▸ Exercise aim: Go through the entries below. Copy each line in which "hola" appears.

Provided data Block Start

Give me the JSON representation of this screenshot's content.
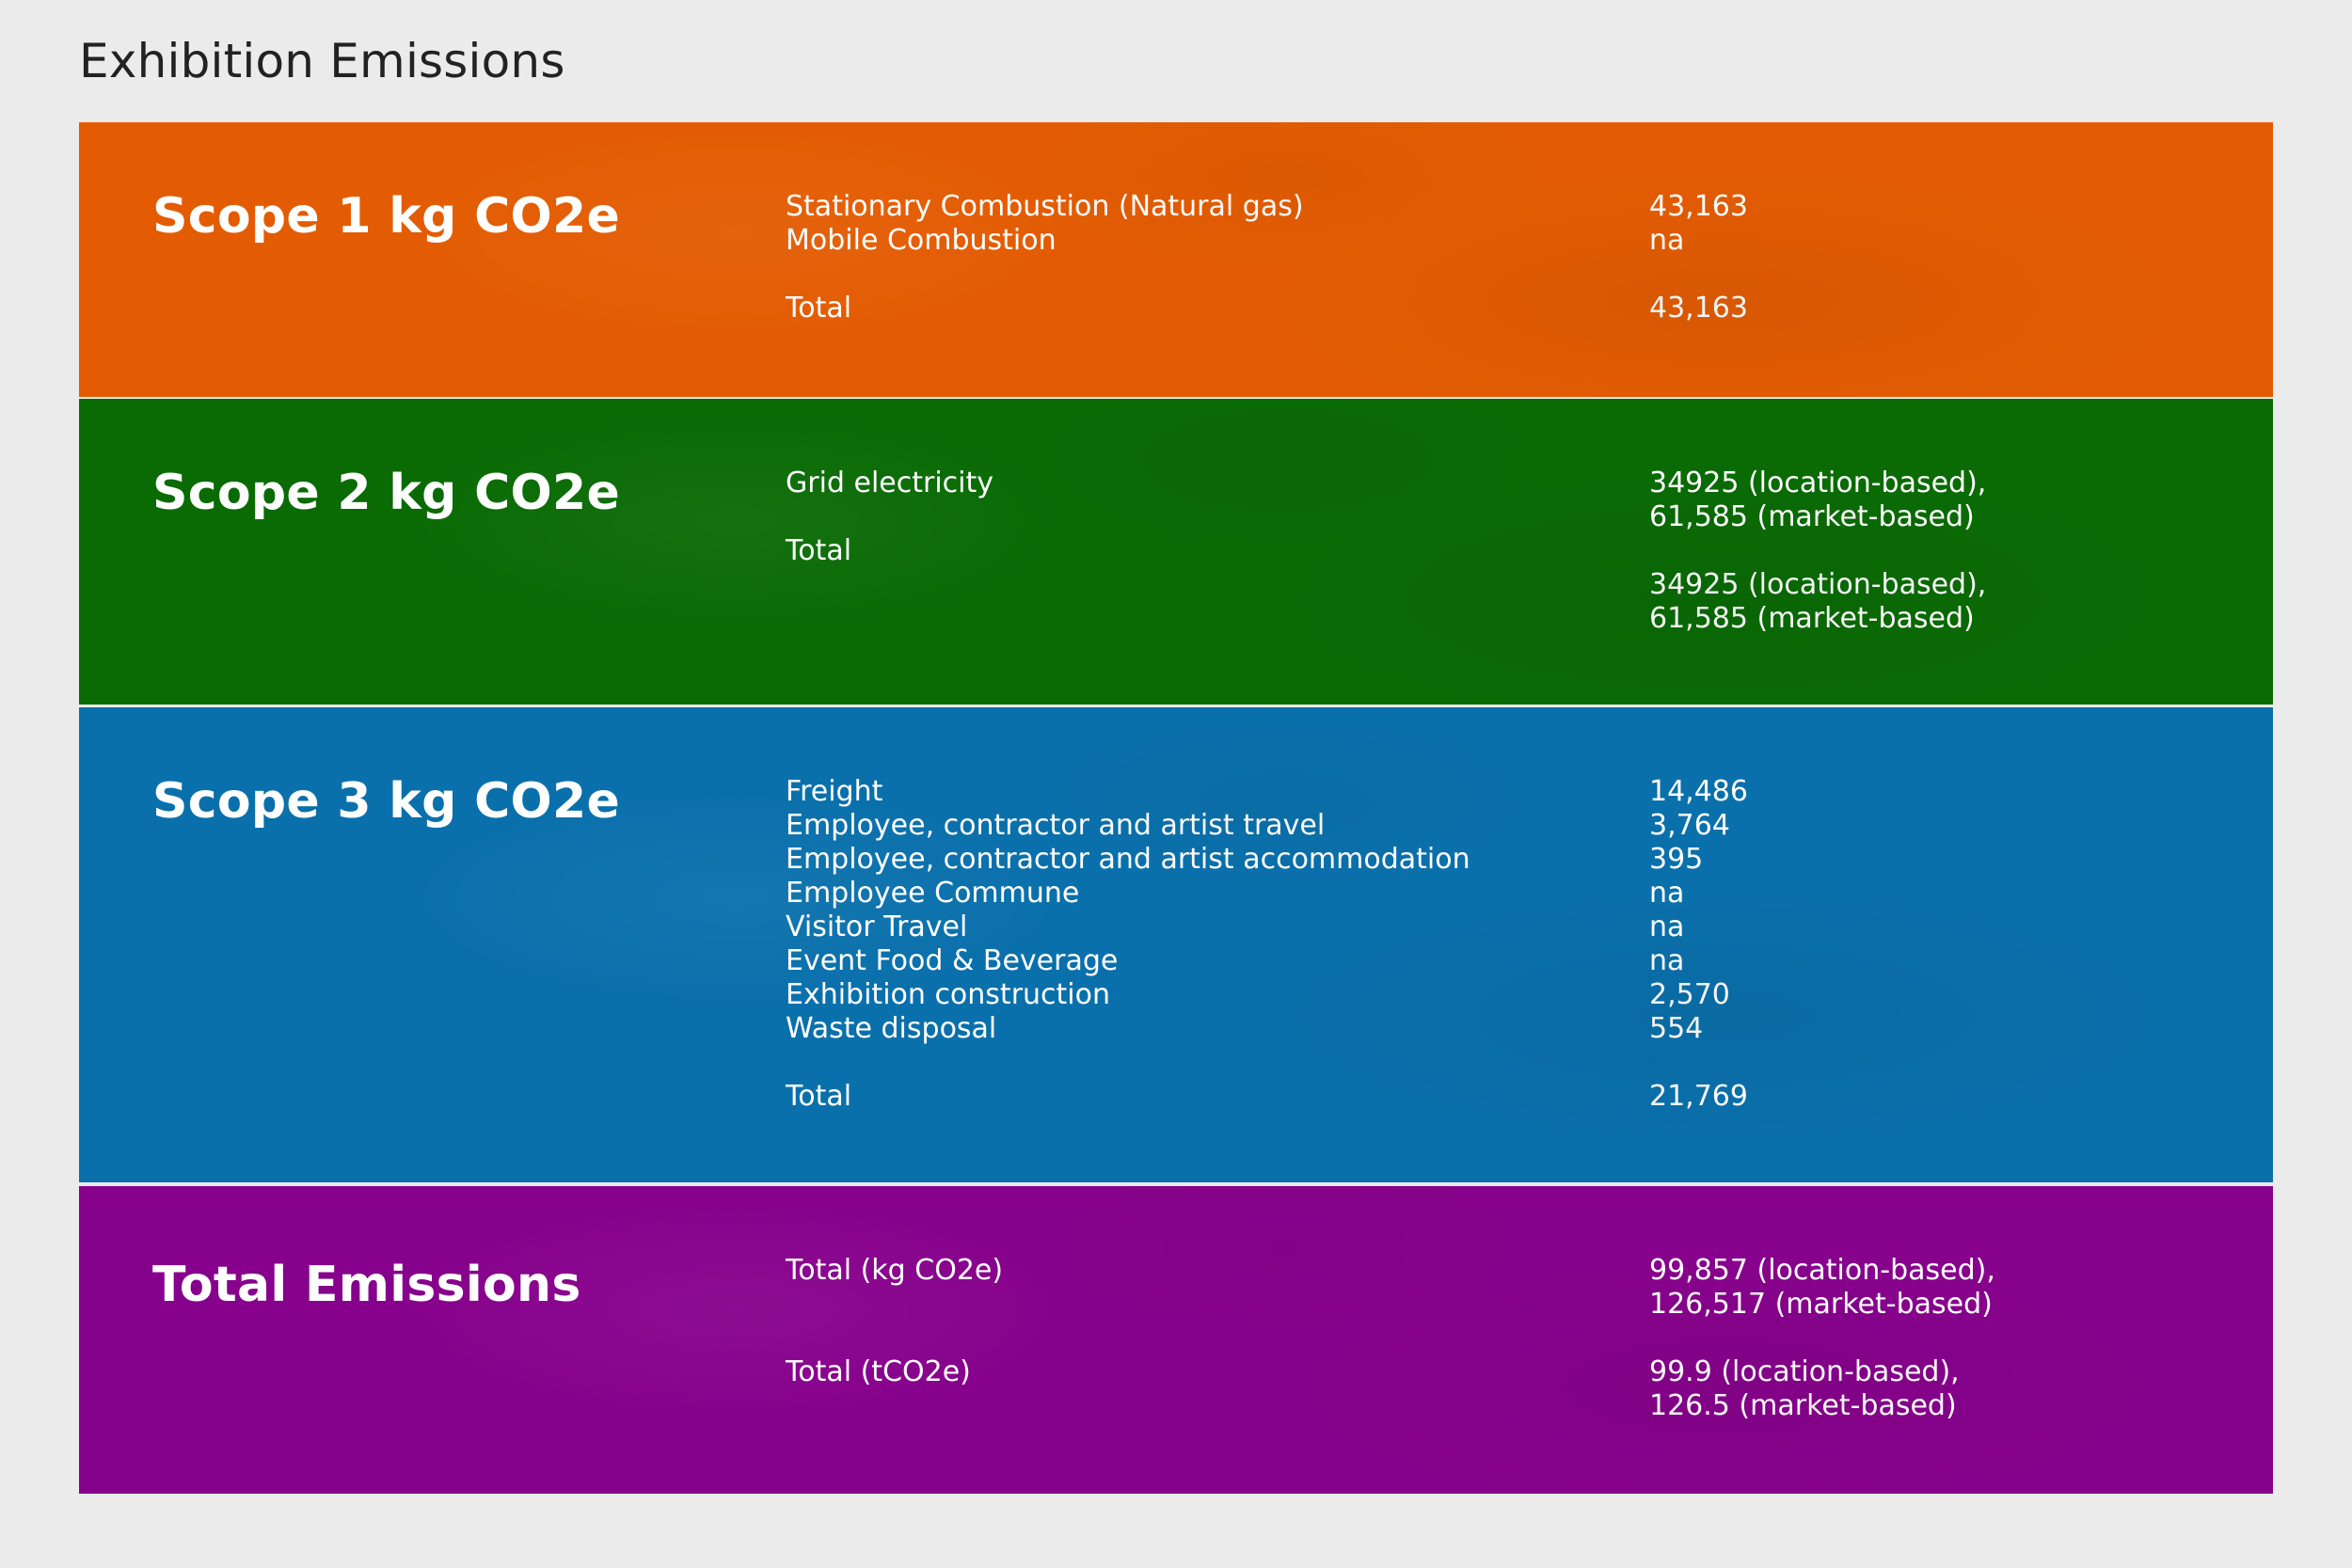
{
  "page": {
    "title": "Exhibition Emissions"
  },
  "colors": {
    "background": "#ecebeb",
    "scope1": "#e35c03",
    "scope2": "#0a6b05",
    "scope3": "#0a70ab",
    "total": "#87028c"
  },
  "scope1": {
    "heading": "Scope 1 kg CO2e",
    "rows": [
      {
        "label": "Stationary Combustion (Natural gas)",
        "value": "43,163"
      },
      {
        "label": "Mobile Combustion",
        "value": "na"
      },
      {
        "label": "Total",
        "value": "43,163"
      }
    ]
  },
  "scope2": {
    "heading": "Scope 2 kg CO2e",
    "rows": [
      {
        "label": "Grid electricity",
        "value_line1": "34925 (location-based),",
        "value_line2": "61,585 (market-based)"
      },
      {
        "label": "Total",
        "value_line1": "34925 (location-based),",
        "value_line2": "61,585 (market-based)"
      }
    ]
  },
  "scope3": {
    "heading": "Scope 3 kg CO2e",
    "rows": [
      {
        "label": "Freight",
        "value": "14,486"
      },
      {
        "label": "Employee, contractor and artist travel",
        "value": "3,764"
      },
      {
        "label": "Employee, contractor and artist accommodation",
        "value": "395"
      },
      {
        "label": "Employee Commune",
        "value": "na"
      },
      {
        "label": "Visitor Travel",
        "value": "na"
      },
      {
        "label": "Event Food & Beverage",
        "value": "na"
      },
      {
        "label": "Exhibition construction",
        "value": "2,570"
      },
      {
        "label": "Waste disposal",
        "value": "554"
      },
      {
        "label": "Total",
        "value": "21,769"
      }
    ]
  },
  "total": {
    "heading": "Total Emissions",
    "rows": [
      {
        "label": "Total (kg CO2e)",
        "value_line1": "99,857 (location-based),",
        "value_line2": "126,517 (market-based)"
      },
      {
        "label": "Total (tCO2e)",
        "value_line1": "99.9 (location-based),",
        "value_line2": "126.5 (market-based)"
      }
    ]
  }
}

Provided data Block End
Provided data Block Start

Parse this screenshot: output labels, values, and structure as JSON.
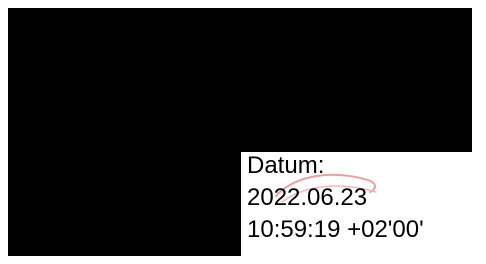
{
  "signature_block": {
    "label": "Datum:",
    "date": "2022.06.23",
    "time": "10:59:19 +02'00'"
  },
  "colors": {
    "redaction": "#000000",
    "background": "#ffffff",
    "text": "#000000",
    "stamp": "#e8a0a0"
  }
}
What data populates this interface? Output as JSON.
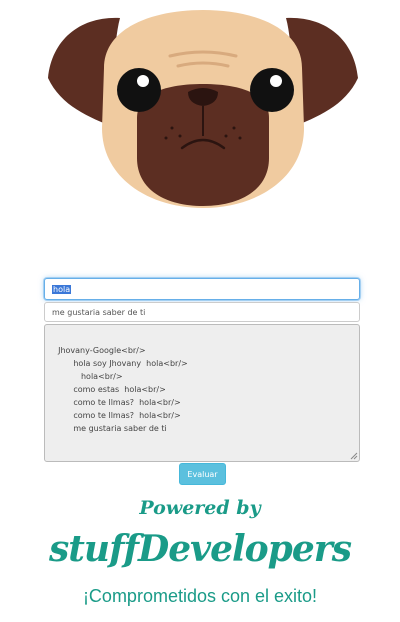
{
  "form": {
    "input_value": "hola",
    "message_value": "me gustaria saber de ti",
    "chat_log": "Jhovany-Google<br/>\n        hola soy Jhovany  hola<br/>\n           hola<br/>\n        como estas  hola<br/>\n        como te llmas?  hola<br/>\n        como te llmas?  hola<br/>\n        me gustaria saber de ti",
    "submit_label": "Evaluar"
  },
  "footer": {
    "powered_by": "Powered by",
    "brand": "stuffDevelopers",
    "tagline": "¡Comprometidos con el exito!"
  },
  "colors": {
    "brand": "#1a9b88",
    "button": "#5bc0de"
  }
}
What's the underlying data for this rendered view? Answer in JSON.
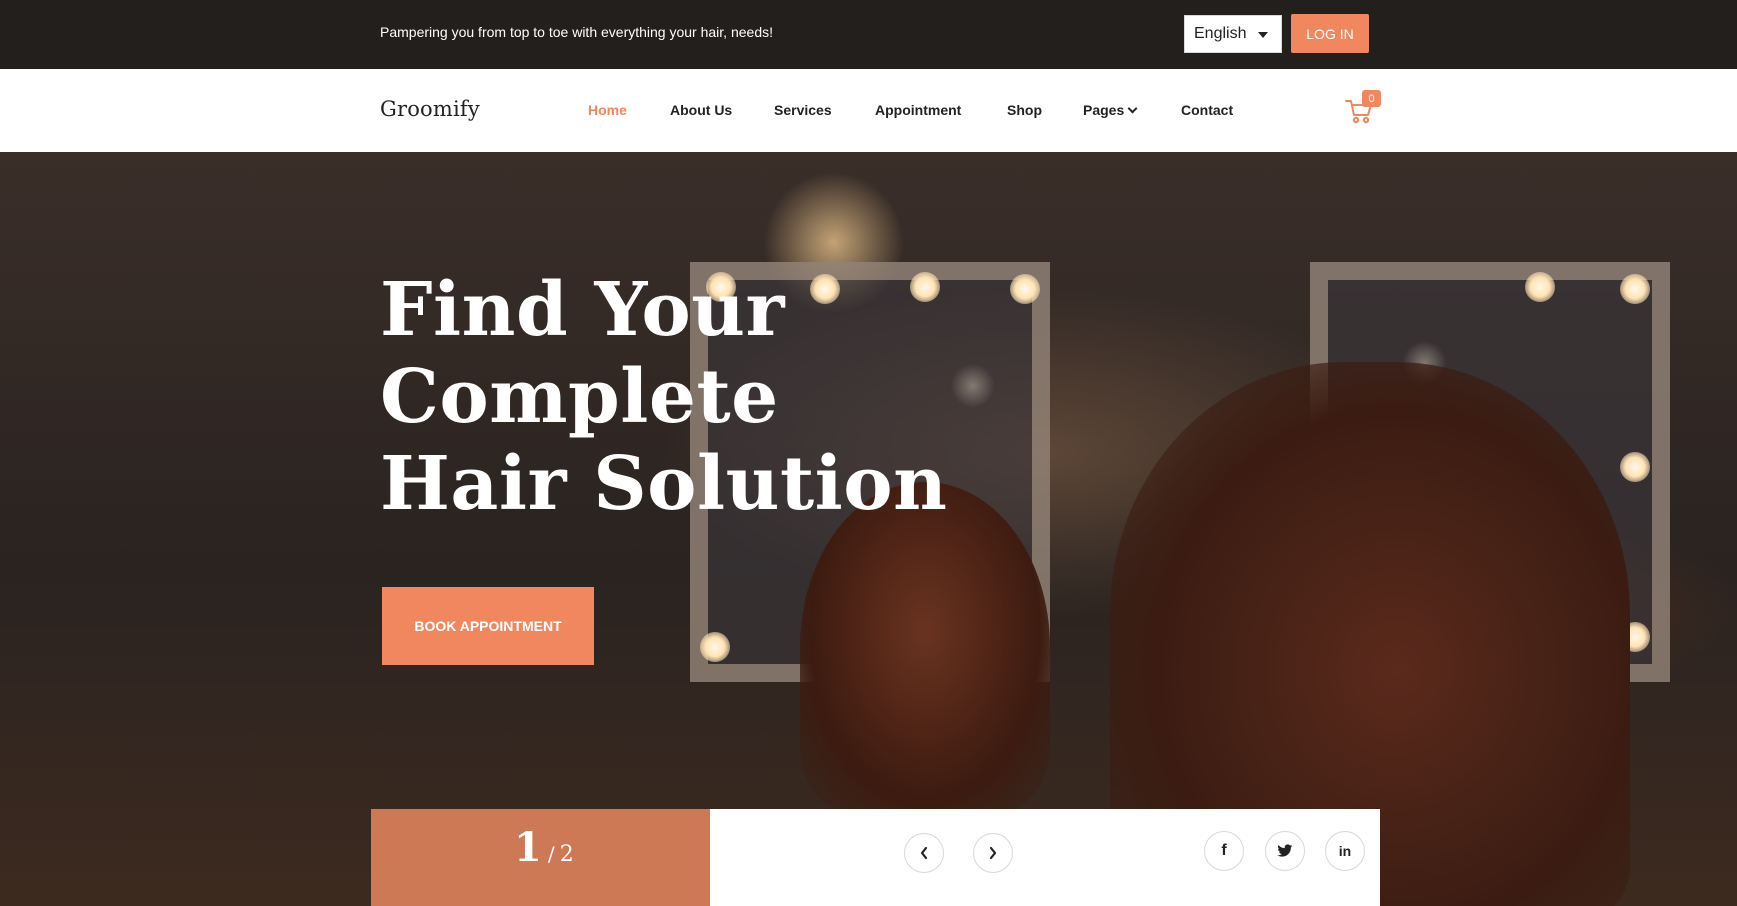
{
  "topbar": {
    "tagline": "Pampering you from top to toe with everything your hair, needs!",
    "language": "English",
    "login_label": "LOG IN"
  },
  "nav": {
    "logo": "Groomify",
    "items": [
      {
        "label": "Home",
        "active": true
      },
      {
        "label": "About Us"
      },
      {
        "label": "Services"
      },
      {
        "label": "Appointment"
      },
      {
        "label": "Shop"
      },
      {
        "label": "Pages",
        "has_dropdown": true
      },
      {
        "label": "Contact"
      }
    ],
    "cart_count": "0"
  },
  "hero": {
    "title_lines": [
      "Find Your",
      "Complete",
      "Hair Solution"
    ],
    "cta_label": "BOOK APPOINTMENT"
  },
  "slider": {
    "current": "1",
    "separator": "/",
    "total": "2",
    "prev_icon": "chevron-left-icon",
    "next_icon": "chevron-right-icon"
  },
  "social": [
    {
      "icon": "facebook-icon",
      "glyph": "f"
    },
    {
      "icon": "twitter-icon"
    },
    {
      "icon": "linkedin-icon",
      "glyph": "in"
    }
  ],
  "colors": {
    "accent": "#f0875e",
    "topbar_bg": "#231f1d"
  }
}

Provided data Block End

▸ Final answer:
    "input_value": "hola",
    "chat_log": "Jhovany-Google<br/>\n        hola soy Jhovany  hola<br/>\n           hola<br/>\n        como estas  hola<br/>\n        como te llmas?  hola<br/>\n        como te llmas?  hola<br/>\n        me gustaria saber de ti",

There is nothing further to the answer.